A few months ago, I got my hands on the Nerf N-Strike Raider CS-35 to review and use during an inter-office Nerf skirmish. I consider the Raider as one of the greatest blasters for Nerf wars given its weight, length, ammo capacity, quick firing rate, and the fact that batteries are unnecessary to achieve said firing rate due to slam-firing. The main criticisms were that the 35-round drum magazine was cumbersome to carry and tedious to reload. It seems Nerf addressed those criticisms and created a smaller drum magazine that was easier to carry but could still carry more foam darts than the average blaster. It is a pity that you have to buy an entire new slam-firing blaster to get improved magazine. And you can only get it at Target.
The Target exclusive Nerf N-Strike Alpha Trooper CS-18 shares the color scheme of the Nerf N-Strike line consisting primarily of yellow with accents of black, gray, and the law enforcement compliant orange barrel. The main body of the Alpha Trooper resembles the main body of the older Recon CS-6 blaster. Instead of a detachable barrel extension featured in the Recon CS-6, the extended barrel of the Alpha Trooper CS-18 is fixed onto the blaster. A gray slide under the barrel serves to load each foam dart for firing. The Alpha Trooper CS-18 features a tactical rail for N-Strike accessories, a place to clip carrying slings into, and the ability to attach stocks to the back of the blaster like the stock of the Recon CS-6 or Raider CS-35. Rounding out the features of the Alpha Trooper CS-18 package is one 18-round drum magazine and 18 foam Streamline darts to shoot.

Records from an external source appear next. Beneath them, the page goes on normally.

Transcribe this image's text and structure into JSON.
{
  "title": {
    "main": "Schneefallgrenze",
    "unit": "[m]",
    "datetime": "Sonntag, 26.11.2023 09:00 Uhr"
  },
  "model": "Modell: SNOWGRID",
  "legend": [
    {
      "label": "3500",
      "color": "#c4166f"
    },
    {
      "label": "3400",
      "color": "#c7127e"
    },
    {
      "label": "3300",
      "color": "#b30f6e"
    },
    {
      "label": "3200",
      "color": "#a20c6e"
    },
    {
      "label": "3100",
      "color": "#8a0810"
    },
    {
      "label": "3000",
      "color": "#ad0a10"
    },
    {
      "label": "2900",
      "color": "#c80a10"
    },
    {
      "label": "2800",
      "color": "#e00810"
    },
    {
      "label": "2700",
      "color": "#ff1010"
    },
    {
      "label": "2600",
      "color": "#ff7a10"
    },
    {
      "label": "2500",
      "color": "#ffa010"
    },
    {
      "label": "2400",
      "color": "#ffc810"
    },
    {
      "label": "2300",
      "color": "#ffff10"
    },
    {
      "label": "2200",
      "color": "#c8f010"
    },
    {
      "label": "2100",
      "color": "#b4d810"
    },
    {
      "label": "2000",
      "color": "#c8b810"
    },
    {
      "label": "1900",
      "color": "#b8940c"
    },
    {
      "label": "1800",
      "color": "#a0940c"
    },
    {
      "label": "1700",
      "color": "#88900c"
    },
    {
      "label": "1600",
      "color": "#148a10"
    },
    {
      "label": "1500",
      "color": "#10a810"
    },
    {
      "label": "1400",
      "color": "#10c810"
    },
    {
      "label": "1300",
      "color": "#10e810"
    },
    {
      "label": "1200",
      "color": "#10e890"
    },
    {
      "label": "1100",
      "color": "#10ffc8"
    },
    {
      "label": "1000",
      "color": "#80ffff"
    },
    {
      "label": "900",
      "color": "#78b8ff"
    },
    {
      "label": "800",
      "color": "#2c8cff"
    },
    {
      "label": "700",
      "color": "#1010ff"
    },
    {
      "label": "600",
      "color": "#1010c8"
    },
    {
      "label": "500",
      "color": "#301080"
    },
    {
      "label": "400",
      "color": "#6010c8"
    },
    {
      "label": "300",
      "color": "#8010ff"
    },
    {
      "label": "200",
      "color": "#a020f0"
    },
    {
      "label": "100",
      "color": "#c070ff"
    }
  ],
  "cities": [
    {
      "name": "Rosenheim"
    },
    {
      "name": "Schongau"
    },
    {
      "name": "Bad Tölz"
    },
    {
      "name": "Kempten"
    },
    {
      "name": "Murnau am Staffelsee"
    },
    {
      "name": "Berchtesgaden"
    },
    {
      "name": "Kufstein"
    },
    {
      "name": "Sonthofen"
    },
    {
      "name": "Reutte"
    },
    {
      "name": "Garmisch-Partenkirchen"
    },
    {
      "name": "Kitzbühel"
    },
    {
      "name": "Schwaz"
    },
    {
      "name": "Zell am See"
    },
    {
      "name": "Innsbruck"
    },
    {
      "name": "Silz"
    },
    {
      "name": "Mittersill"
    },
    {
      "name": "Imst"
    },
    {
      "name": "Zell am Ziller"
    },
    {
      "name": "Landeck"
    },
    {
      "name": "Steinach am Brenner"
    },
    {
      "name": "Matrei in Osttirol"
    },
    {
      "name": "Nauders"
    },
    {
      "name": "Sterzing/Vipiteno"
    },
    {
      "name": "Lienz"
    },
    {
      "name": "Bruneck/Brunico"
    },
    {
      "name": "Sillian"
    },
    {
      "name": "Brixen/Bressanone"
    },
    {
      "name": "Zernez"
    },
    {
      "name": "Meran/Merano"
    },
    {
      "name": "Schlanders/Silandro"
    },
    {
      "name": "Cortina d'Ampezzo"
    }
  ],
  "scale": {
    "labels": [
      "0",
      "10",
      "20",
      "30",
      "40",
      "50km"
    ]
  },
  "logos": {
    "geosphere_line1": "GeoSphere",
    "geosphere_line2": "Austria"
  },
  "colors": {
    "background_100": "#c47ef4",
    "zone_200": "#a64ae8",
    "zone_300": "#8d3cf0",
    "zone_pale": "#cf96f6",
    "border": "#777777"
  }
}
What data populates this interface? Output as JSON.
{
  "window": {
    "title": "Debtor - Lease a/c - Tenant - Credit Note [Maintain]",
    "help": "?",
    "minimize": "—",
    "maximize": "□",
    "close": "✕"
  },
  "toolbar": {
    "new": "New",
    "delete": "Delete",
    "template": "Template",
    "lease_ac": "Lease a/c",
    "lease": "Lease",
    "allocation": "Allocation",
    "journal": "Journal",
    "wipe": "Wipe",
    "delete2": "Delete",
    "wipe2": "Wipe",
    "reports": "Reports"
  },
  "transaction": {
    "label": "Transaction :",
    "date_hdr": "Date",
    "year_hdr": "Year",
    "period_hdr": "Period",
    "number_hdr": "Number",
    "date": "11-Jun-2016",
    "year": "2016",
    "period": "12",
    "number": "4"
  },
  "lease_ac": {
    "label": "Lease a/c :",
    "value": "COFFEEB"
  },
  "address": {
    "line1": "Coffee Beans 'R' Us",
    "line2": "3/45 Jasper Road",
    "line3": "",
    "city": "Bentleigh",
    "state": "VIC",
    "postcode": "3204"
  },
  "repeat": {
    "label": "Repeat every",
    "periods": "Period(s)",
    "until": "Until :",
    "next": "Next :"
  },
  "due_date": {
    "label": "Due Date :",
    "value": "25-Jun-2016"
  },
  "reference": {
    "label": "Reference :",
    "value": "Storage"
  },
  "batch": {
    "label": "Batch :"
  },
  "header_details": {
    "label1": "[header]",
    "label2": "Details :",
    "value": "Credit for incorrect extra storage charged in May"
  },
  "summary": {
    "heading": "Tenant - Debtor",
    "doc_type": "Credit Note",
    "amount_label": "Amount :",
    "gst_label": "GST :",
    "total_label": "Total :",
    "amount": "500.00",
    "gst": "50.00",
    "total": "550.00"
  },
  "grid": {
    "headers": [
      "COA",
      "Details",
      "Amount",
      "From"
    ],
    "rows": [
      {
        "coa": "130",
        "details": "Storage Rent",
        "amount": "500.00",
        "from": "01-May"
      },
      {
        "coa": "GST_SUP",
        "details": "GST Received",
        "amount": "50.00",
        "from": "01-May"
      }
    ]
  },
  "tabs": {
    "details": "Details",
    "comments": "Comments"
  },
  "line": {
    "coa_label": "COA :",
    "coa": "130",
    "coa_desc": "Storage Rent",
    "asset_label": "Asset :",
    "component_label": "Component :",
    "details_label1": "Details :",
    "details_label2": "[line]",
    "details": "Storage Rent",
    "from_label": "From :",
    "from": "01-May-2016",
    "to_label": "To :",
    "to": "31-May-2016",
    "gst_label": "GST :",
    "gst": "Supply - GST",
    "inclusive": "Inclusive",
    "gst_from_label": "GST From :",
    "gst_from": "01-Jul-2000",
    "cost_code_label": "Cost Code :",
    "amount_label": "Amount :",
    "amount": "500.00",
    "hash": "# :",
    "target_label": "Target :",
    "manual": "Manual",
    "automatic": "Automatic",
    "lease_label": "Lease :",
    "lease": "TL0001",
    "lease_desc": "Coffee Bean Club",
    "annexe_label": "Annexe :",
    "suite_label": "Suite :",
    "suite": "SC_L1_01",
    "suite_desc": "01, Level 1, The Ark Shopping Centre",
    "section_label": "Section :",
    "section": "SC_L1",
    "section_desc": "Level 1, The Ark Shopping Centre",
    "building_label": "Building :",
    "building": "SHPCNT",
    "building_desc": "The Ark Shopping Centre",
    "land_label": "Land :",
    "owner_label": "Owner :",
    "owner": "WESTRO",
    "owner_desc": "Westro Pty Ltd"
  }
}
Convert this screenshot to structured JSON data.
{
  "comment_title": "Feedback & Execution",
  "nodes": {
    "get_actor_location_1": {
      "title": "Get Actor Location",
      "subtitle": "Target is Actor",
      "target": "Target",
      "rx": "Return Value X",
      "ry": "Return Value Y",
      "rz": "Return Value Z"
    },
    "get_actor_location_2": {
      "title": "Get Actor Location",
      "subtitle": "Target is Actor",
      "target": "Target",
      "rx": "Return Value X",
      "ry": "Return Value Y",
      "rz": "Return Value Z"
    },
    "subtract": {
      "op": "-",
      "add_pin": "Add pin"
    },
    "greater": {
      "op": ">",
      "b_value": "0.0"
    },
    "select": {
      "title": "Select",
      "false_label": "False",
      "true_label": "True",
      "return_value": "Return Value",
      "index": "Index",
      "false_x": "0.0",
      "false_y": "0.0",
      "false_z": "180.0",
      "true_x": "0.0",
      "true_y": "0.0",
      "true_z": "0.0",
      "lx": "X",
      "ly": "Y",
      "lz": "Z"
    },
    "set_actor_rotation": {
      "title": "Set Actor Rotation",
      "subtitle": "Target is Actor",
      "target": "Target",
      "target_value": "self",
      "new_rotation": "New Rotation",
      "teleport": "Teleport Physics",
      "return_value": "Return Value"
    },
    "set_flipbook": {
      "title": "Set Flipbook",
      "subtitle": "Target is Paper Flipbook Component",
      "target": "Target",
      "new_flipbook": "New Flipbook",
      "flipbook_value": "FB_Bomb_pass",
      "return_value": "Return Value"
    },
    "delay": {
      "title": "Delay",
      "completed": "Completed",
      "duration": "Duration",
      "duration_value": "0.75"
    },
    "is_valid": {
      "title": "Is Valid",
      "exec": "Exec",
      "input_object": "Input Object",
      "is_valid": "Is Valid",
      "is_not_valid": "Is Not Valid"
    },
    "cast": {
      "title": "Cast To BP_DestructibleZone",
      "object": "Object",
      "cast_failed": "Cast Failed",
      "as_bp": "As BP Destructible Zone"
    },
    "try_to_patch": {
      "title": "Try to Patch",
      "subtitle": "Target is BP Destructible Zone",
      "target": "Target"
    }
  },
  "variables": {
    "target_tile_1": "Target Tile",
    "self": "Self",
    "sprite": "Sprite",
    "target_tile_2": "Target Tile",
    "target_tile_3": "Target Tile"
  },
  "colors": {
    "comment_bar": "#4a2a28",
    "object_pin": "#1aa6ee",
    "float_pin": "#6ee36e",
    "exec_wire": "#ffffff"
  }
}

The Alpha Trooper CS-18 is about the same length as the Raider CS-35 and both share the same features. After pulling the slide back, insert the loaded drum magazine-or any loaded Nerf N-Strike Streamline clip-into the designated area of the blaster, push the slide forward, aim, and pull the trigger. Like the Raider CS-35, the Alpha Trooper can achieve rapid fire via slam-firing. After loading the blaster, simply keep sliding the pump action under the barrel while keeping the trigger pulled. I average about 25 feet with the Alpha Trooper CS-18 with some accuracy.
Blaster-wise, the main difference between the Alpha Trooper CS-18 and the Raider CS-35 is the design of the pump action slides for slam firing. The Raider CS-35 is better at slam-firing while iron-sight aiming thanks to the handles. The round part at the end of the pump action in the Alpha Trooper CS-18 gets in the way when iron sight slam-firing. It is better slam-firing from the chest or hip.
Sharing the body of the Recon CS-6 and the functionality of the Raider CS-35, the Alpha Trooper CS-18 feels redundant as a Nerf blaster. Only the 18-round drum magazine makes it stand out on its own. It is a lot smaller and faster to load than the Raider CS-35’s 35-round magazine and the 18 rounds feels like a good number for slam-firing and reloading. I just assign that magazine to my Raider CS-35 and will reserve the 35-round drum for the Spectre, which is sure to blow through darts quickly. If only Nerf would sell that magazine individually so that I would not feel like I spent $19.99 just for it and got a less than stellar blaster free.
But if you are budget minded and want more guns, instead of spending $35 on one Raider CS-35, get two Alpha Trooper CS-18s for $5 more.